On October 6, 1536, William Tyndale was strangled by the civil executioner in Belgium and his dead body was burned at the stake.
His crime? He had translated the New Testament and major portions of the Old Testament from the original languages into English so that English-speaking Christians could read the Scriptures in their own language.
Our Need for God’s Word
The Bible is indispensable to our faith – not just theoretically, but practically; not just through preaching and teaching, but through our own individual reading and study. Since the Bible is God’s revelation of Himself to us, we cannot know Him without knowing it. Without the Scriptures, the God you worship is the god of your imagination.
How many Bibles do you have? I suspect more than one. I have scores – Bibles in different languages, in different translations, in different bindings (leather, bonded leather, imitation leather, hardback, softback, loose-leaf, etc.). Everybody, or at least nearly everybody in our part of the world, has a Bible. But that hasn’t always been the case. In fact, there have been times when owning a Bible would have cost you your life. Take William Tyndale for example.
Opportunities and Obstacles
William Tyndale was trained in Greek and Hebrew. He earned his bachelor’s degree from Oxford in 1512 (at the ripe old age 16 or 17!) and his master’s degree in 1515. He later studied at Cambridge to round out his education. In due time, he became fluent in six or seven languages. In short, Tyndale was no dummy! Furthermore, his sense of English style was unparalleled.
As he was contemplating a fresh translation of the Bible in the 1520s, he came to the realization that it was impossible to do this work in England. The 1408 edict against Bible translation was still in effect. Besides, Tyndale could find no one in England who knew Hebrew. So he traveled to Germany – and there he was introduced to rabbis from whom he learned the language of the Old Testament.

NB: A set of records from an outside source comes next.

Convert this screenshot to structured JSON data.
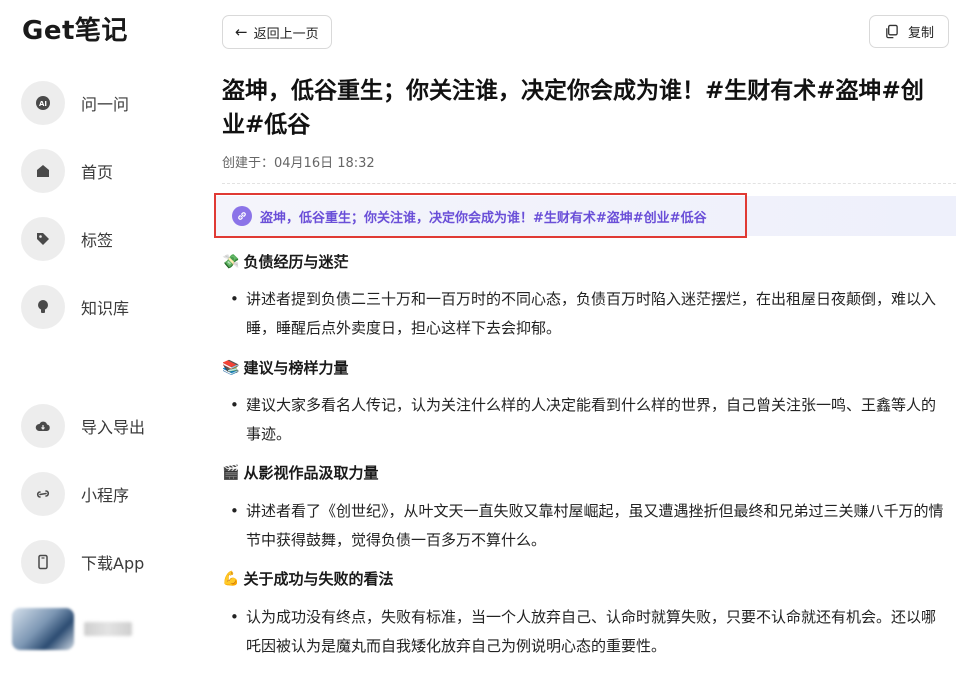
{
  "app": {
    "logo": "Get笔记"
  },
  "sidebar": {
    "items": [
      {
        "label": "问一问",
        "icon": "ai-icon"
      },
      {
        "label": "首页",
        "icon": "home-icon"
      },
      {
        "label": "标签",
        "icon": "tag-icon"
      },
      {
        "label": "知识库",
        "icon": "bulb-icon"
      },
      {
        "label": "导入导出",
        "icon": "cloud-icon"
      },
      {
        "label": "小程序",
        "icon": "link-icon"
      },
      {
        "label": "下载App",
        "icon": "phone-icon"
      }
    ]
  },
  "toolbar": {
    "back_label": "返回上一页",
    "copy_label": "复制"
  },
  "note": {
    "title": "盗坤，低谷重生；你关注谁，决定你会成为谁！#生财有术#盗坤#创业#低谷",
    "created": "创建于：04月16日 18:32",
    "link_text": "盗坤，低谷重生；你关注谁，决定你会成为谁！#生财有术#盗坤#创业#低谷",
    "sections": [
      {
        "emoji": "💸",
        "heading": "负债经历与迷茫",
        "bullet": "讲述者提到负债二三十万和一百万时的不同心态，负债百万时陷入迷茫摆烂，在出租屋日夜颠倒，难以入睡，睡醒后点外卖度日，担心这样下去会抑郁。"
      },
      {
        "emoji": "📚",
        "heading": "建议与榜样力量",
        "bullet": "建议大家多看名人传记，认为关注什么样的人决定能看到什么样的世界，自己曾关注张一鸣、王鑫等人的事迹。"
      },
      {
        "emoji": "🎬",
        "heading": "从影视作品汲取力量",
        "bullet": "讲述者看了《创世纪》，从叶文天一直失败又靠村屋崛起，虽又遭遇挫折但最终和兄弟过三关赚八千万的情节中获得鼓舞，觉得负债一百多万不算什么。"
      },
      {
        "emoji": "💪",
        "heading": "关于成功与失败的看法",
        "bullet": "认为成功没有终点，失败有标准，当一个人放弃自己、认命时就算失败，只要不认命就还有机会。还以哪吒因被认为是魔丸而自我矮化放弃自己为例说明心态的重要性。"
      }
    ]
  },
  "colors": {
    "accent": "#6a4fd8",
    "highlight_border": "#e03a34"
  }
}
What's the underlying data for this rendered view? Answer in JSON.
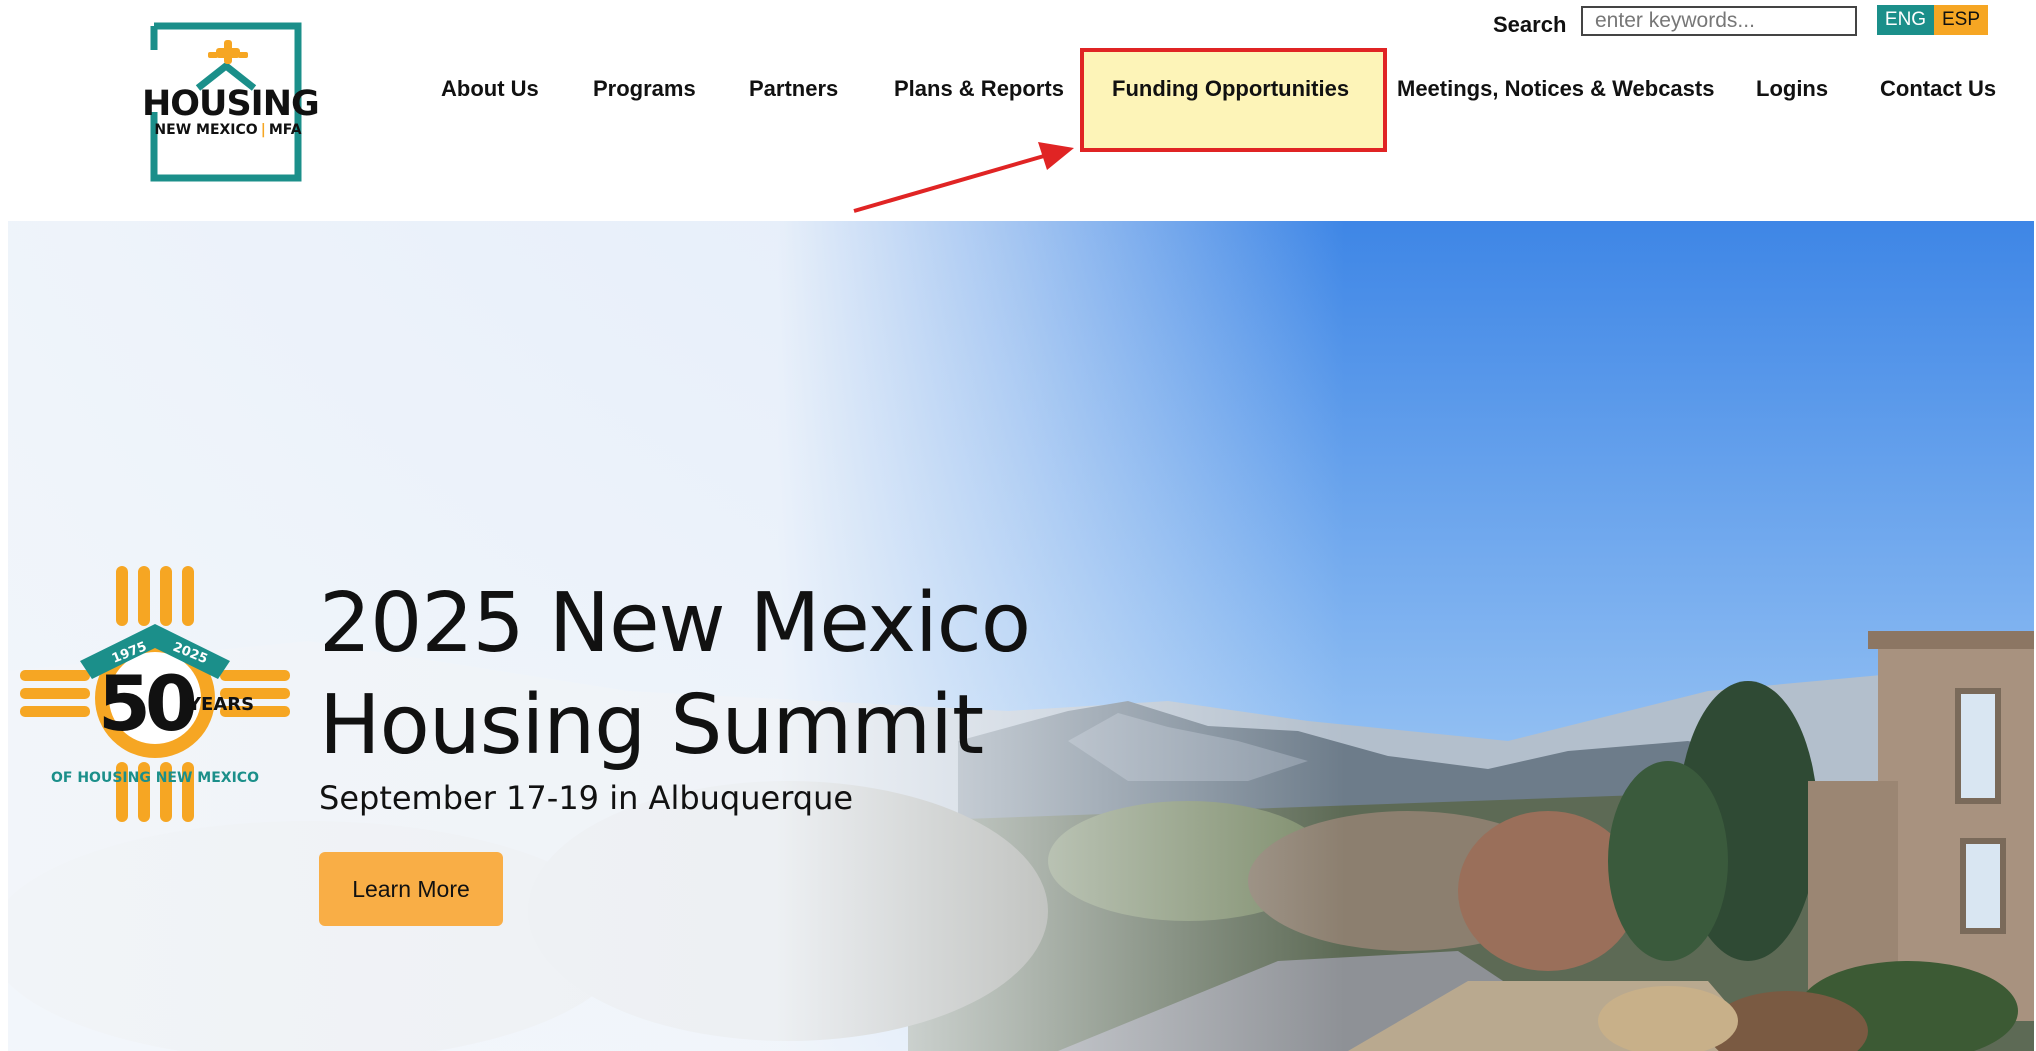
{
  "header": {
    "logo": {
      "word": "HOUSING",
      "subtitle_left": "NEW MEXICO",
      "subtitle_sep": "|",
      "subtitle_right": "MFA"
    },
    "search": {
      "label": "Search",
      "placeholder": "enter keywords..."
    },
    "languages": {
      "eng": "ENG",
      "esp": "ESP"
    },
    "nav": {
      "about": "About Us",
      "programs": "Programs",
      "partners": "Partners",
      "plans": "Plans & Reports",
      "funding": "Funding Opportunities",
      "meetings": "Meetings, Notices & Webcasts",
      "logins": "Logins",
      "contact": "Contact Us"
    }
  },
  "hero": {
    "badge": {
      "number": "50",
      "years": "YEARS",
      "year_start": "1975",
      "year_end": "2025",
      "tagline": "OF HOUSING NEW MEXICO"
    },
    "title_line1": "2025 New Mexico",
    "title_line2": "Housing Summit",
    "subtitle": "September 17-19 in Albuquerque",
    "cta": "Learn More"
  },
  "colors": {
    "teal": "#1b8f8a",
    "gold": "#f6a623",
    "highlight_border": "#e02424",
    "highlight_fill": "#fdf4b8",
    "cta": "#f9ae46"
  },
  "icons": {
    "logo": "new-mexico-state-outline-house-logo",
    "badge": "zia-sun-50-years-badge",
    "annotation": "red-arrow-icon"
  }
}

While on the Continent, he translated much of the Bible into English. He could not return to England for fear of his life.
He had a passion for getting the Word of God to lay folks. He wanted the boy behind the plough to know more of the Word of God than the literati of his day. His prayer would come true.

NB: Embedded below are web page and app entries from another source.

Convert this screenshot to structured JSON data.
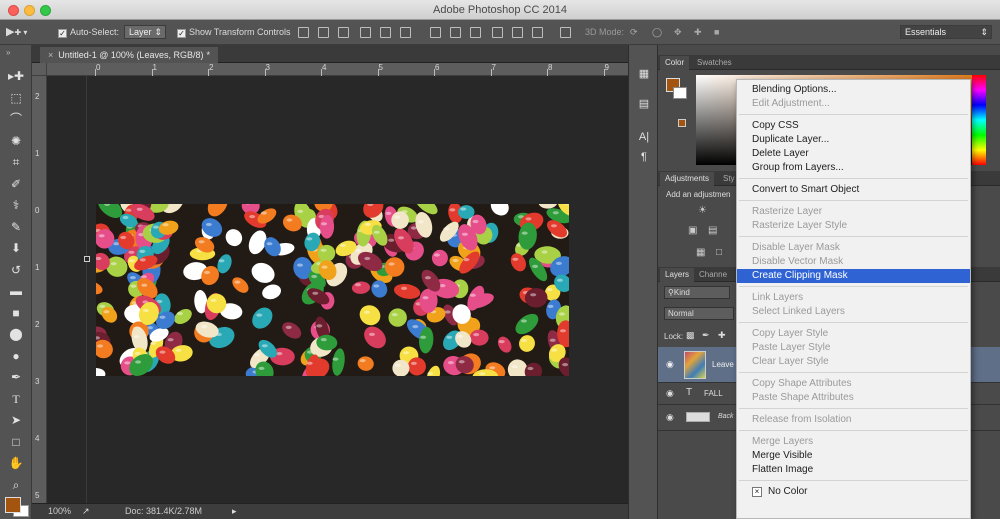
{
  "window": {
    "title": "Adobe Photoshop CC 2014"
  },
  "options_bar": {
    "auto_select_label": "Auto-Select:",
    "auto_select_value": "Layer",
    "show_transform_label": "Show Transform Controls",
    "mode_3d_label": "3D Mode:",
    "workspace": "Essentials"
  },
  "document": {
    "tab_title": "Untitled-1 @ 100% (Leaves, RGB/8)",
    "modified_mark": "*"
  },
  "rulers": {
    "h_ticks": [
      "0",
      "1",
      "2",
      "3",
      "4",
      "5",
      "6",
      "7",
      "8",
      "9"
    ],
    "v_ticks": [
      "2",
      "1",
      "0",
      "1",
      "2",
      "3",
      "4",
      "5"
    ]
  },
  "status": {
    "zoom": "100%",
    "doc_size": "Doc: 381.4K/2.78M"
  },
  "panels": {
    "color_tabs": [
      "Color",
      "Swatches"
    ],
    "adjustments_tabs": [
      "Adjustments",
      "Sty"
    ],
    "adjustments_hint": "Add an adjustmen",
    "layers_tabs": [
      "Layers",
      "Channe"
    ],
    "kind_label": "Kind",
    "blend_mode": "Normal",
    "lock_label": "Lock:",
    "layers": [
      {
        "name": "Leave"
      },
      {
        "name": "FALL"
      },
      {
        "name": "Back"
      }
    ]
  },
  "context_menu": {
    "items": [
      {
        "label": "Blending Options...",
        "enabled": true
      },
      {
        "label": "Edit Adjustment...",
        "enabled": false
      },
      {
        "sep": true
      },
      {
        "label": "Copy CSS",
        "enabled": true
      },
      {
        "label": "Duplicate Layer...",
        "enabled": true
      },
      {
        "label": "Delete Layer",
        "enabled": true
      },
      {
        "label": "Group from Layers...",
        "enabled": true
      },
      {
        "sep": true
      },
      {
        "label": "Convert to Smart Object",
        "enabled": true
      },
      {
        "sep": true
      },
      {
        "label": "Rasterize Layer",
        "enabled": false
      },
      {
        "label": "Rasterize Layer Style",
        "enabled": false
      },
      {
        "sep": true
      },
      {
        "label": "Disable Layer Mask",
        "enabled": false
      },
      {
        "label": "Disable Vector Mask",
        "enabled": false
      },
      {
        "label": "Create Clipping Mask",
        "enabled": true,
        "highlighted": true
      },
      {
        "sep": true
      },
      {
        "label": "Link Layers",
        "enabled": false
      },
      {
        "label": "Select Linked Layers",
        "enabled": false
      },
      {
        "sep": true
      },
      {
        "label": "Copy Layer Style",
        "enabled": false
      },
      {
        "label": "Paste Layer Style",
        "enabled": false
      },
      {
        "label": "Clear Layer Style",
        "enabled": false
      },
      {
        "sep": true
      },
      {
        "label": "Copy Shape Attributes",
        "enabled": false
      },
      {
        "label": "Paste Shape Attributes",
        "enabled": false
      },
      {
        "sep": true
      },
      {
        "label": "Release from Isolation",
        "enabled": false
      },
      {
        "sep": true
      },
      {
        "label": "Merge Layers",
        "enabled": false
      },
      {
        "label": "Merge Visible",
        "enabled": true
      },
      {
        "label": "Flatten Image",
        "enabled": true
      },
      {
        "sep": true
      },
      {
        "label": "No Color",
        "enabled": true,
        "checked": true
      }
    ]
  },
  "colors": {
    "foreground": "#a3540f",
    "background": "#ffffff",
    "menu_highlight": "#2f63d4",
    "canvas_bg": "#282828"
  },
  "icons": {
    "tools": [
      "move-tool-icon",
      "marquee-tool-icon",
      "lasso-tool-icon",
      "quick-select-tool-icon",
      "crop-tool-icon",
      "eyedropper-tool-icon",
      "healing-brush-icon",
      "brush-tool-icon",
      "clone-stamp-icon",
      "history-brush-icon",
      "eraser-tool-icon",
      "gradient-tool-icon",
      "blur-tool-icon",
      "dodge-tool-icon",
      "pen-tool-icon",
      "type-tool-icon",
      "path-select-icon",
      "rectangle-tool-icon",
      "hand-tool-icon",
      "zoom-tool-icon"
    ]
  }
}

By 1525 he had completed his first translation of the New Testament, but it would not get printed until 1526. Three copies of this first edition exist today, only one of which – discovered just a few years ago – is completely intact.
Tyndale later revised the New Testament substantially, and the revision was a bona fide masterpiece. He even coined some new words that found their way into the English vocabulary for the next five centuries – words such as Passover, peacemaker, scapegoat, and even the adjective beautiful were coined by Tyndale. Altogether, he produced five editions of the New Testament, but the third edition of 1534 is the one most remembered.
Tyndale also did substantial work on the Old Testament, but he did not complete the task. As far as we know, he translated through 2 Chronicles.
Betrayal and Martyrdom
As he worked in Antwerp, the agents of King Henry VIII and other opponents were scouring Europe, hoping to find and capture him. He was betrayed by a fellow Englishman, kidnapped, and arrested on May 21, 1535. He was imprisoned in a Belgian fortress and eventually brought to trial for heresy and found guilty. His charge: A corrupt translation of the Bible. The reality: A superb translation of the Bible. But the clergy were ostensibly afraid that common folk could not understand the Bible; they needed the clergy and tradition to interpret it for them. The verdict condemning him to death came in August 1536. On October 6 of the same year he was executed at Vilvorde, Belgium.
Tyndale’s dying words were “Lord, open the King of England’s eyes!” But he did not know that just a few months before his death a version of the Bible in English, based largely on his own translation, had already been printed in England with King Henry VIII’s blessing. In the sense which he intended, the King of England’s eyes were already opening when he voiced his dying prayer. An English version of the Bible that drew on his translation was in circulation before his death. Three years after his death, Henry required every English parish church to make a copy of the English Bible available to parishioners.
(source: Daniel Wallace’s lectures on The History of the English Bible)